So on to the roster of new shows deep breath. ABC execs said sitcoms are the future of the network, and what the hell, they may as well be, so the network will have a whopping ten. Newbies include "I'm with Her," an autobiographical comedy from a writer married to Brooke Shields, about a teacher who finds himself dating a famous Hollywood starlet, played by the charming Teri Polo ("Meet the Parents"), who is in the weird position of portraying a fictional actress far more famous than she herself is. On "Back to Kansas," Breckin Meyer whom you may remember from NBC's promos for "Inside Schwartz" as "feature film star Breckin Meyer" is a part-Jewish New Yorker who marries a girl from the heartland, and meets her big family, who say things like, "The Jews? Aren't they the ones who killed our Lord?" Because there's no better way to win over Middle Americans than to tell them they're a bunch of backwards anti-Semites.
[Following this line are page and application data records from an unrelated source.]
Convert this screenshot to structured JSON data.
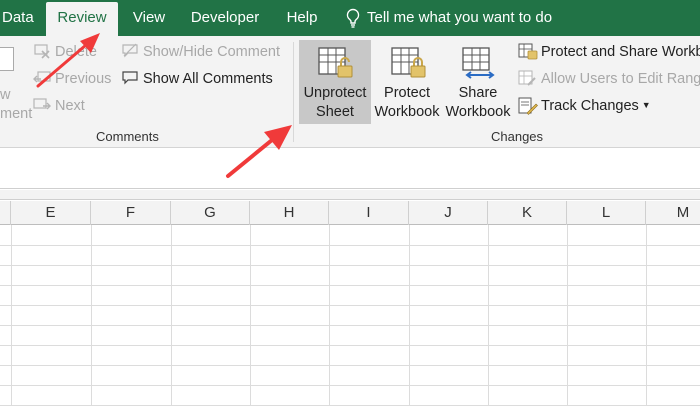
{
  "tabs": [
    {
      "label": "Data",
      "active": false
    },
    {
      "label": "Review",
      "active": true
    },
    {
      "label": "View",
      "active": false
    },
    {
      "label": "Developer",
      "active": false
    },
    {
      "label": "Help",
      "active": false
    }
  ],
  "tell_me": "Tell me what you want to do",
  "ribbon": {
    "left_partial": {
      "line1": "w",
      "line2": "ment"
    },
    "comments": {
      "delete": "Delete",
      "previous": "Previous",
      "next": "Next",
      "show_hide": "Show/Hide Comment",
      "show_all": "Show All Comments",
      "group_label": "Comments"
    },
    "changes": {
      "unprotect_sheet": {
        "line1": "Unprotect",
        "line2": "Sheet"
      },
      "protect_workbook": {
        "line1": "Protect",
        "line2": "Workbook"
      },
      "share_workbook": {
        "line1": "Share",
        "line2": "Workbook"
      },
      "protect_share": "Protect and Share Workbook",
      "allow_users": "Allow Users to Edit Ranges",
      "track_changes": "Track Changes",
      "group_label": "Changes"
    }
  },
  "columns": [
    "E",
    "F",
    "G",
    "H",
    "I",
    "J",
    "K",
    "L",
    "M"
  ],
  "colors": {
    "accent": "#217346",
    "annotation_arrow": "#f03a3a",
    "selected_button": "#c8c8c8"
  }
}
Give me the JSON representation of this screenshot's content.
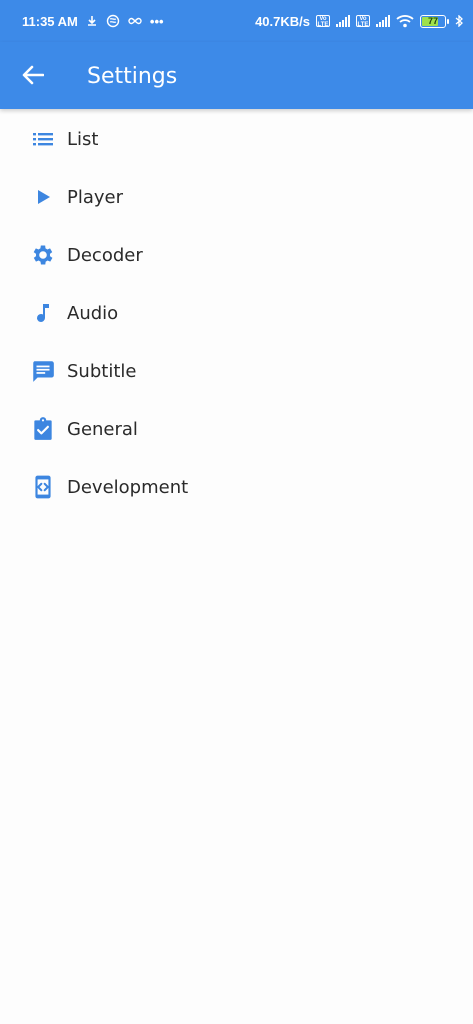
{
  "status_bar": {
    "time": "11:35 AM",
    "more_indicator": "•••",
    "network_speed": "40.7KB/s",
    "lte_badge": "Vo LTE",
    "battery_level": "77",
    "battery_fraction": 0.77,
    "icons": [
      "download-icon",
      "rotation-icon",
      "infinity-icon",
      "signal-icon",
      "wifi-icon",
      "battery-icon",
      "bluetooth-icon"
    ]
  },
  "app_bar": {
    "title": "Settings",
    "back_icon": "arrow-back-icon"
  },
  "colors": {
    "primary": "#3d8ae8",
    "icon": "#3d86e0",
    "text": "#2a2a2a",
    "background": "#fdfdfd"
  },
  "settings": {
    "items": [
      {
        "label": "List",
        "icon": "list-icon"
      },
      {
        "label": "Player",
        "icon": "play-icon"
      },
      {
        "label": "Decoder",
        "icon": "gear-icon"
      },
      {
        "label": "Audio",
        "icon": "music-note-icon"
      },
      {
        "label": "Subtitle",
        "icon": "subtitle-chat-icon"
      },
      {
        "label": "General",
        "icon": "clipboard-check-icon"
      },
      {
        "label": "Development",
        "icon": "developer-mode-icon"
      }
    ]
  }
}
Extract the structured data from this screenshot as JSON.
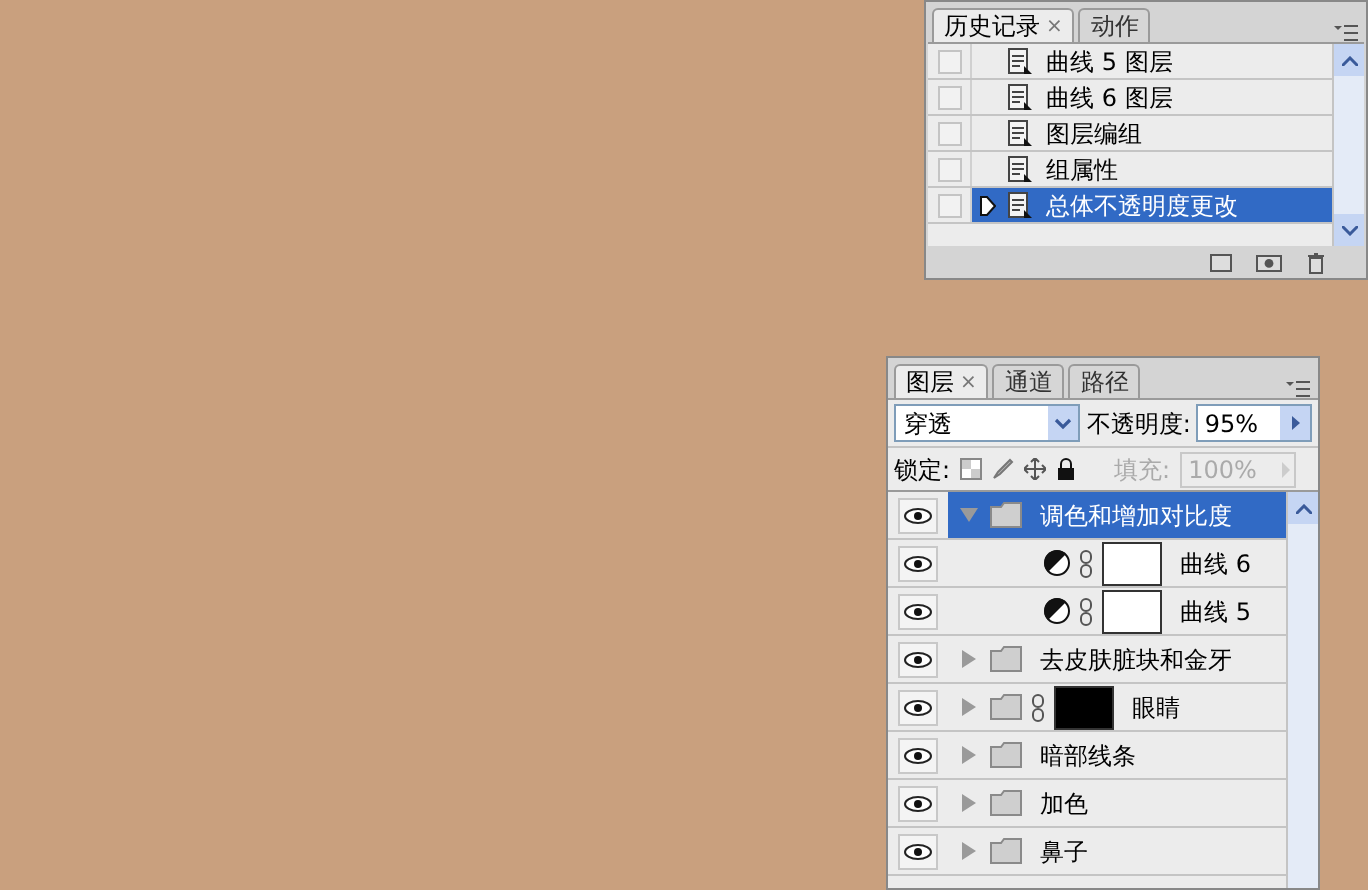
{
  "history": {
    "tabs": [
      {
        "label": "历史记录",
        "selected": true,
        "close": "×"
      },
      {
        "label": "动作",
        "selected": false
      }
    ],
    "items": [
      {
        "label": "曲线 5 图层",
        "selected": false,
        "checked": false
      },
      {
        "label": "曲线 6 图层",
        "selected": false,
        "checked": false
      },
      {
        "label": "图层编组",
        "selected": false,
        "checked": false
      },
      {
        "label": "组属性",
        "selected": false,
        "checked": false
      },
      {
        "label": "总体不透明度更改",
        "selected": true,
        "checked": false
      }
    ]
  },
  "layers": {
    "tabs": [
      {
        "label": "图层",
        "selected": true,
        "close": "×"
      },
      {
        "label": "通道",
        "selected": false
      },
      {
        "label": "路径",
        "selected": false
      }
    ],
    "blend_mode": "穿透",
    "opacity_label": "不透明度:",
    "opacity": "95%",
    "lock_label": "锁定:",
    "fill_label": "填充:",
    "fill": "100%",
    "items": [
      {
        "kind": "group",
        "name": "调色和增加对比度",
        "visible": true,
        "selected": true,
        "expanded": true,
        "children": [
          {
            "kind": "adjustment",
            "name": "曲线 6",
            "visible": true,
            "selected": false,
            "color": "#ffffff"
          },
          {
            "kind": "adjustment",
            "name": "曲线 5",
            "visible": true,
            "selected": false,
            "color": "#ffffff"
          }
        ]
      },
      {
        "kind": "group",
        "name": "去皮肤脏块和金牙",
        "visible": true,
        "selected": false,
        "expanded": false
      },
      {
        "kind": "group",
        "name": "眼睛",
        "visible": true,
        "selected": false,
        "expanded": false,
        "color": "#000000"
      },
      {
        "kind": "group",
        "name": "暗部线条",
        "visible": true,
        "selected": false,
        "expanded": false
      },
      {
        "kind": "group",
        "name": "加色",
        "visible": true,
        "selected": false,
        "expanded": false
      },
      {
        "kind": "group",
        "name": "鼻子",
        "visible": true,
        "selected": false,
        "expanded": false
      }
    ]
  }
}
In "It's All Relative," a bartender from a conservative family dates a woman whose two parents are gay men and sparks fly! In "Hope & Faith," Faith Ford and Kelly Ripa play the two title sisters, one a sensible mom and one a flighty actress, who find themselves living together and sparks fly! (Faith Ford, oddly, plays Hope, not Faith.) "Relative" had some funny moments in its trailer. "Hope," however, had a fight scene in which the two sisters slathered each other with mustard, ketchup, chocolate and whipped cream, If only this were Fox at the end of it, they would have tongue-kissed each other.
In dramas stay with me, folks! there's "Karen Sisco," about a U.S. Marshal in Miami, based on Jennifer Lopez's character from "Out of Sight," but with her butt adjusted to fit your TV screen. There's "10-8," a light-hearted-looking cop show (see a pattern here?) about a rookie sheriff trainee in Los Angeles assigned to a drill-sergeant-like training officer. And, most topically, in "Threat Matrix," a sexy young team of Homeland Security officers neatly foil terror plots against the U.S. each episode, in 1/24 of the time it takes Jack Bauer. Finally, there's new newsmagazine "Primetime Monday," reminiscent of the old, misguided "20/20 Downtown," which seems to be trying to take a hip, edgy approach to news that apparently involves cameras in courtrooms and lots of Lenny Kravitz music. "It's your chance to shift gears and accelerate!" said the booming voiceover. It's EXTREEEEEEME NEEEEEEWZ!
ABC's midseason entries look or at least sound more interesting. Stephen King is personally writing "Kingdom Hospital," a gothic series about a haunted hospital; a bit cornily, he was driven on stage in an ambulance, wearing bloody doctor's scrubs, to shill for the show. (Most scary for ABC, perhaps, is that UPN bombed in 2001 with "All Souls," about a haunted hospital.) The most promising-looking ABC drama trailer was for "Line of Fire," a serial about a war between mobsters and the FBI.
"Line" will have to wait, though, until one of ABC's other entries gets canceled, which is a perfect example of why the fall season is such a waste of time. The networks roll out a vast number of new shows all at once, most of which will be canceled and most of which will deserve it, while holding their more interesting, creative shows for other times of the year many of which, of course, are those bad old reality shows that the networks are pretending to disdain now.
So look on the bright side. By the time ABC has yet more midseason holes to fill, it'll be time to televise Trista and Ryan's divorce.